Except for the pictures, retype the records that follow exactly.

● ● ● ● ●

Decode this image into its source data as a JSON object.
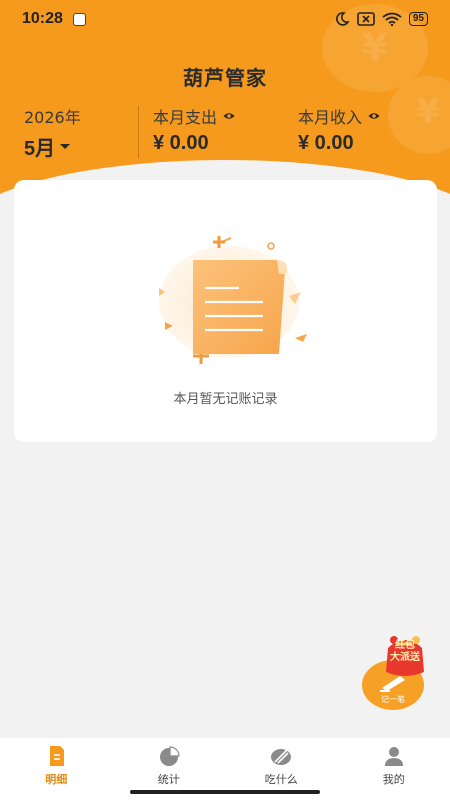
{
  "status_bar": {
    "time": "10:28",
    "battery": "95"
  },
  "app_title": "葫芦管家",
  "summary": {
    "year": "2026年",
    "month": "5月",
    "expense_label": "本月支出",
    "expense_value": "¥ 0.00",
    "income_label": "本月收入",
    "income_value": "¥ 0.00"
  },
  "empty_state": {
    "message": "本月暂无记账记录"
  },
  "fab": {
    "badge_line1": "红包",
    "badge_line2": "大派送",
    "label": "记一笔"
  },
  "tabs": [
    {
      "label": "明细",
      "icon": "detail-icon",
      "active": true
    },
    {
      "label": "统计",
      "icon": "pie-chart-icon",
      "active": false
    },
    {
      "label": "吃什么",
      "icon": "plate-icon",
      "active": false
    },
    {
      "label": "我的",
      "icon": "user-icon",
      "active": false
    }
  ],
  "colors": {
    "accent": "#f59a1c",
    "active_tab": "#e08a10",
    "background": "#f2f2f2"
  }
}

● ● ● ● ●

Task output >>
Decode this image into its source data as a JSON object.
{
  "status_bar": {
    "time": "10:28",
    "battery": "95"
  },
  "app_title": "葫芦管家",
  "summary": {
    "year": "2026年",
    "month": "5月",
    "expense_label": "本月支出",
    "expense_value": "¥ 0.00",
    "income_label": "本月收入",
    "income_value": "¥ 0.00"
  },
  "empty_state": {
    "message": "本月暂无记账记录"
  },
  "fab": {
    "badge_line1": "红包",
    "badge_line2": "大派送",
    "label": "记一笔"
  },
  "tabs": [
    {
      "label": "明细",
      "icon": "detail-icon",
      "active": true
    },
    {
      "label": "统计",
      "icon": "pie-chart-icon",
      "active": false
    },
    {
      "label": "吃什么",
      "icon": "plate-icon",
      "active": false
    },
    {
      "label": "我的",
      "icon": "user-icon",
      "active": false
    }
  ],
  "colors": {
    "accent": "#f59a1c",
    "active_tab": "#e08a10",
    "background": "#f2f2f2"
  }
}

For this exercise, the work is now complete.